In Last Ditch Effort to Avoid Coalition Collapse, Netanyahu to Meet With Finance Minister
Israeli Prime Minister Benjamin Netanyahu will meet with his Finance Minister Moshe Kahlon on Sunday in a last ditch effort to save his government.
Netanyahu’s current coalition was shattered last week when Defense Minister Avigdor Lieberman resigned in protest over what he described as Israel’s capitulation to Hamas terrorism after Netanyahu accepted a ceasefire following hundreds of rockets fired at Israel’s south.
Soon after, the Jewish Home party announced that it would leave the coalition if its leader Naftali Bennett were not appointed Lieberman’s successor. Netanyahu met with Bennett on Friday and reportedly told Bennett he would not do so.
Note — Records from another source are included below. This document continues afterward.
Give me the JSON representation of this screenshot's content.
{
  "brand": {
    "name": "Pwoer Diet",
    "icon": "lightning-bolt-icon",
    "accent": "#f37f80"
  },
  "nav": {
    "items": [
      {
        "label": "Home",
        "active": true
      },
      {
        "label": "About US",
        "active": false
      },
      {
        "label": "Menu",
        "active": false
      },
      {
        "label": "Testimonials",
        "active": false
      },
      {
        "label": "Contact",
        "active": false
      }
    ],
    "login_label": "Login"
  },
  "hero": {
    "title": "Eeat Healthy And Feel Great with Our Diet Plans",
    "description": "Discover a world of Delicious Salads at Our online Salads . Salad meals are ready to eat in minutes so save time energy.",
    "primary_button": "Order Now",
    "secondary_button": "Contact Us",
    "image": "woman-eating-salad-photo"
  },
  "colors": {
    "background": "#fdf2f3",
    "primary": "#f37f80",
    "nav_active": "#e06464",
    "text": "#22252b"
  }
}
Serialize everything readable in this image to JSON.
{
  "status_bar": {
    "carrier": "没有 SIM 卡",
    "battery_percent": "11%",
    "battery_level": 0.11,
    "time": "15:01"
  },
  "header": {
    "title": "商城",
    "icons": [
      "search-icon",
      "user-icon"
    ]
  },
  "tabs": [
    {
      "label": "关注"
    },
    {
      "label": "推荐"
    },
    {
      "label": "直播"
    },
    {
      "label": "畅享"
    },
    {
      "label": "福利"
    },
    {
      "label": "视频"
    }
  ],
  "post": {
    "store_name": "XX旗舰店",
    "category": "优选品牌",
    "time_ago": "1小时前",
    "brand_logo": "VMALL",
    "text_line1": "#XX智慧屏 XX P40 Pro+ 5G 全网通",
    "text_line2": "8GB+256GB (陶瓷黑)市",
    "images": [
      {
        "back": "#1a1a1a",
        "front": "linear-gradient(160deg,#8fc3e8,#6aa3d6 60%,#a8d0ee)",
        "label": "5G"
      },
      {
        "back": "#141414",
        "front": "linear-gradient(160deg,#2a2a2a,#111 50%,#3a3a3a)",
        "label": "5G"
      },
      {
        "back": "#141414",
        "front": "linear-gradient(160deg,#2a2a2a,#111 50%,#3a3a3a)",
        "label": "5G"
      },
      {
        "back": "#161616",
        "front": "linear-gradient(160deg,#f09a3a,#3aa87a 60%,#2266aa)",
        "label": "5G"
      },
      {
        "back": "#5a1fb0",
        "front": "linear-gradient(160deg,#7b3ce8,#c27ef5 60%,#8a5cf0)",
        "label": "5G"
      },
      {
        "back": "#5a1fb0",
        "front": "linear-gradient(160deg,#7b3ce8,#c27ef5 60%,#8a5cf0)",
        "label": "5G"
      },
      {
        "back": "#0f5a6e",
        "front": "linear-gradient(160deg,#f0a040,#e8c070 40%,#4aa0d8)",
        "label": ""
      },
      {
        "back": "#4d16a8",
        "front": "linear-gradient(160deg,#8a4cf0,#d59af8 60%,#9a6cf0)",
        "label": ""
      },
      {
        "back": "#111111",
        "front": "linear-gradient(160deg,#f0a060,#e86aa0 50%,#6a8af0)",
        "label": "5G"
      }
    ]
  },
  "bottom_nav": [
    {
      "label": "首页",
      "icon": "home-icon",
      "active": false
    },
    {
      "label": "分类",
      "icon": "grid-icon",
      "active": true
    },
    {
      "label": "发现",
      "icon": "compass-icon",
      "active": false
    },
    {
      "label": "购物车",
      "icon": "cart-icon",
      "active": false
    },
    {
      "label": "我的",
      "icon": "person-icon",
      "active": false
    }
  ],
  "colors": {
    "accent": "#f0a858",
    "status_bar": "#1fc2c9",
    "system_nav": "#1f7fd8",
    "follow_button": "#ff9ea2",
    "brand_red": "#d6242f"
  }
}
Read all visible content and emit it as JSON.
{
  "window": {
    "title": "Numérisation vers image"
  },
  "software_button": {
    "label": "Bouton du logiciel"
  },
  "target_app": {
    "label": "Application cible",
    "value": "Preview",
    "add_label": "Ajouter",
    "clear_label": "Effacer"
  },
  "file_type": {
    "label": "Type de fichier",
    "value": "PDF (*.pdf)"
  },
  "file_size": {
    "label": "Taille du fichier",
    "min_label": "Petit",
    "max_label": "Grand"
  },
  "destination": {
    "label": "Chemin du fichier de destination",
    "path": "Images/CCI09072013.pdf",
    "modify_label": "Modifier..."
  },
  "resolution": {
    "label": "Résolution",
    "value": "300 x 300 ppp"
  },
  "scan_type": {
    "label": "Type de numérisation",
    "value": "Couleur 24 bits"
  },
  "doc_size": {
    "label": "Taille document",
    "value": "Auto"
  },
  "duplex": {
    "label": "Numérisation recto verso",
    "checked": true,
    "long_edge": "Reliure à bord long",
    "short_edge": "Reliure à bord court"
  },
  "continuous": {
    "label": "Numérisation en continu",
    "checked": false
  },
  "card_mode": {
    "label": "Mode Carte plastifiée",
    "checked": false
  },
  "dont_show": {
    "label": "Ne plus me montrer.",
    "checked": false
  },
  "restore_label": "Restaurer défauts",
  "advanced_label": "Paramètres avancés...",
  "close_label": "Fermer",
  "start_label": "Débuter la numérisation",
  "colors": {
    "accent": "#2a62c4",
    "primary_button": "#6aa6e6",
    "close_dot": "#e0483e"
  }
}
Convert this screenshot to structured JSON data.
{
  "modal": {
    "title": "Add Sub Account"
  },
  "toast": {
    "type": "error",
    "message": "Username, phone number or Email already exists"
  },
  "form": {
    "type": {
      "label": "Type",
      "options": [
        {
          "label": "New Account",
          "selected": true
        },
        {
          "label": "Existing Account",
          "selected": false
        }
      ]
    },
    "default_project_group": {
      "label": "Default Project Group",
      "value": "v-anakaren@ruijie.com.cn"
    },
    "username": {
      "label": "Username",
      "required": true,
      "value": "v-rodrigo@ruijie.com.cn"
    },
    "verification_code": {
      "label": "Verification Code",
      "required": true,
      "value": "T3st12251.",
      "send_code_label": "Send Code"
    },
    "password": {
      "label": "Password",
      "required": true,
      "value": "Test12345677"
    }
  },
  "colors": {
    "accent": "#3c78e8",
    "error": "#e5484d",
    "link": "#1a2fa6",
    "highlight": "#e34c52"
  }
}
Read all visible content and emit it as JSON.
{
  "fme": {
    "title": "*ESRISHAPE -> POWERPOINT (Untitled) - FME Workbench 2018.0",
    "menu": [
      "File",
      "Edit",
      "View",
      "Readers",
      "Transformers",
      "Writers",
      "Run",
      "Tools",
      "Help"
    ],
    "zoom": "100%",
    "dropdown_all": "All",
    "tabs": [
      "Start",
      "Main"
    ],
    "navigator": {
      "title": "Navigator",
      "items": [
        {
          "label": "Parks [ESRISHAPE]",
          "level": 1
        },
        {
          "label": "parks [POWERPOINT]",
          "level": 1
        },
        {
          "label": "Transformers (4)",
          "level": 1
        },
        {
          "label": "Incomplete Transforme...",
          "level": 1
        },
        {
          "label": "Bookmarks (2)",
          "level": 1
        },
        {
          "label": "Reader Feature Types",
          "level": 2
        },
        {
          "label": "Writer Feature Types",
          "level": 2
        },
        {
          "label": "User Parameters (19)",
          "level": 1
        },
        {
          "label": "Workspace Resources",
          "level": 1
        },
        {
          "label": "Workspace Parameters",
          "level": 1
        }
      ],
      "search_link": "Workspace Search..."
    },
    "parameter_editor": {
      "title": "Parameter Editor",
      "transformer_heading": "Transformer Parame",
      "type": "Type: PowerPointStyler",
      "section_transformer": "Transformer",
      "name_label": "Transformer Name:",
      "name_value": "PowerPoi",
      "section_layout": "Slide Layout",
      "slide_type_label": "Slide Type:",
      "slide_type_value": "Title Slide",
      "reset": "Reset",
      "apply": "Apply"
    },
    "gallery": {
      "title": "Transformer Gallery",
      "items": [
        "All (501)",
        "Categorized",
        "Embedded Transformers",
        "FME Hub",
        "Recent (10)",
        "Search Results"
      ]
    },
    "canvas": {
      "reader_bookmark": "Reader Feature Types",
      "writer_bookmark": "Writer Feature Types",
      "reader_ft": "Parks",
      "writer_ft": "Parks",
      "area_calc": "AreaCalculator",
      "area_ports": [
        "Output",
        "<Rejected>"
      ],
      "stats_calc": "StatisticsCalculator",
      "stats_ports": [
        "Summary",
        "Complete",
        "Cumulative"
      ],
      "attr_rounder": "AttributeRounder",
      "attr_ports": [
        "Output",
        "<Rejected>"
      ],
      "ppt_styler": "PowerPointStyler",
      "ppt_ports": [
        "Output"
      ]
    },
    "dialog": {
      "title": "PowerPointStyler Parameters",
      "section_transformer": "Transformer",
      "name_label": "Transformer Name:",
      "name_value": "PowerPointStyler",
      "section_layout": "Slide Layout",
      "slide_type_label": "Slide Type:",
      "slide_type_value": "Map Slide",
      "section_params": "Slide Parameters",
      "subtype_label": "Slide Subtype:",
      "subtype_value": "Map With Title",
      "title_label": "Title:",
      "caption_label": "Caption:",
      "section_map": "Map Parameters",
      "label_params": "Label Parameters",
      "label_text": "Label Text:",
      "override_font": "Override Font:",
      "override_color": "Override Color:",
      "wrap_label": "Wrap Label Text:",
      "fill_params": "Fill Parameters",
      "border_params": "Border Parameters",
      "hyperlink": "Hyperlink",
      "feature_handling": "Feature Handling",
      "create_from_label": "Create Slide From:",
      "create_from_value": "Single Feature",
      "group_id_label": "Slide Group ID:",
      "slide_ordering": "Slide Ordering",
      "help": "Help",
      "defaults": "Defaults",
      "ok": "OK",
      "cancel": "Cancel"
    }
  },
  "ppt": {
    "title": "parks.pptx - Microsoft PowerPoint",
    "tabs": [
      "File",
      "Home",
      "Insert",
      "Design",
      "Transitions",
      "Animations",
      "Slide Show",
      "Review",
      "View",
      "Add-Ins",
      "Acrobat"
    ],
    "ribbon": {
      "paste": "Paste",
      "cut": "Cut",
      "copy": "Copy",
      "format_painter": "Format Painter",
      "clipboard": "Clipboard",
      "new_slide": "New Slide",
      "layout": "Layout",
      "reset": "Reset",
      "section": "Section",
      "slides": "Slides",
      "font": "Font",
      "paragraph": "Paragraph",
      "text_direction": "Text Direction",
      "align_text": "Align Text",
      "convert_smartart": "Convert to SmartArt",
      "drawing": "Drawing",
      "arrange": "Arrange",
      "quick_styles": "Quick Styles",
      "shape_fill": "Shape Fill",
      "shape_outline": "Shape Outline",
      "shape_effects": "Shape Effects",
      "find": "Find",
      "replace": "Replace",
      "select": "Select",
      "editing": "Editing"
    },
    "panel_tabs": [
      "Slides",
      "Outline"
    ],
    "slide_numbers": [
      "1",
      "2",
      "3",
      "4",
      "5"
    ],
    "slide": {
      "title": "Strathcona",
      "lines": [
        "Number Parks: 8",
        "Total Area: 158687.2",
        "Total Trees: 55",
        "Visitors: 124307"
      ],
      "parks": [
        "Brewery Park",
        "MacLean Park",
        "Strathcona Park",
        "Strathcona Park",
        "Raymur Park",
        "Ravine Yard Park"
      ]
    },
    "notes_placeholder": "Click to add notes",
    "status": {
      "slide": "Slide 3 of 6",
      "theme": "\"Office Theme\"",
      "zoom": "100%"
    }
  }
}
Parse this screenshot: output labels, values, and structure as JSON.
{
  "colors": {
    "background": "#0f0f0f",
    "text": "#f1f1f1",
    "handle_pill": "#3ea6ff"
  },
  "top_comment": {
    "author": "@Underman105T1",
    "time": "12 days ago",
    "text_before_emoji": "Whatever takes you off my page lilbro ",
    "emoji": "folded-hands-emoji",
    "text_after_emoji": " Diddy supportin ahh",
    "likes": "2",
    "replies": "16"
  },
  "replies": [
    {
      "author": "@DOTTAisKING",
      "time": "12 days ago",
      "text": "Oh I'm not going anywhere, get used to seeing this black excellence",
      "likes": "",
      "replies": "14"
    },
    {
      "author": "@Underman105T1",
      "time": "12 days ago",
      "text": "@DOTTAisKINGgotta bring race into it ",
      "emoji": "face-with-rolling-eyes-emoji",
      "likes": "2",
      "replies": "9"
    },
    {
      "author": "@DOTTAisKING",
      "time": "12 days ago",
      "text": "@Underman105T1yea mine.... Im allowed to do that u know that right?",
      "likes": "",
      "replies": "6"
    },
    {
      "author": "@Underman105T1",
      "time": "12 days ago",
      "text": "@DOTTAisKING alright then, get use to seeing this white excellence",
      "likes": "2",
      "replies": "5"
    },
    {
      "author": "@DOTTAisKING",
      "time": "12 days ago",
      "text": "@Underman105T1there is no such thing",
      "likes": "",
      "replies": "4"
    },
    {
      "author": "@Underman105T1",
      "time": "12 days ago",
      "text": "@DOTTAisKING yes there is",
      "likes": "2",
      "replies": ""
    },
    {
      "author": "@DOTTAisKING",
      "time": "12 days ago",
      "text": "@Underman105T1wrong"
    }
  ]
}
In response, both Kahlon of the Kulanu party and Interior Minister Aryeh Deri of the Shas party called for immediate elections.
On Saturday, Netanyahu tweeted that he will meet with Kahlon on Sunday in an effort to save his government, Israel’s Channel 2 reported, though it is all but impossible for him to do so without Jewish Home.
“Tomorrow I will meet with Moshe Kahlon in a crucial meeting,” Netanyahu wrote, “in an attempt to convince him not to topple the government. If the Kulanu faction does not topple the government — there is a government. It is forbidden to topple a right-wing government. All members of the Likud faction are interested in serving the country for another year, until the end of the term in November 2019.”
Netanyahu related a possible government collapse to the Oslo Accords, which were signed after a left-wing coalition replaced a right-wing government that was felled by internal divisions.
“It is important to make every effort in order to save a right-wing government and not to repeat the historic mistake of ’92, when a right-wing government was toppled, the left rose to power and brought the Oslo disaster upon the State of Israel,” Netanyahu said.
A recent poll showed that Netanyahu would win the next elections, though support for his Likud party would fall. The poll also showed that 74 percent of Israelis disapprove of his handling of the recent escalation with Hamas.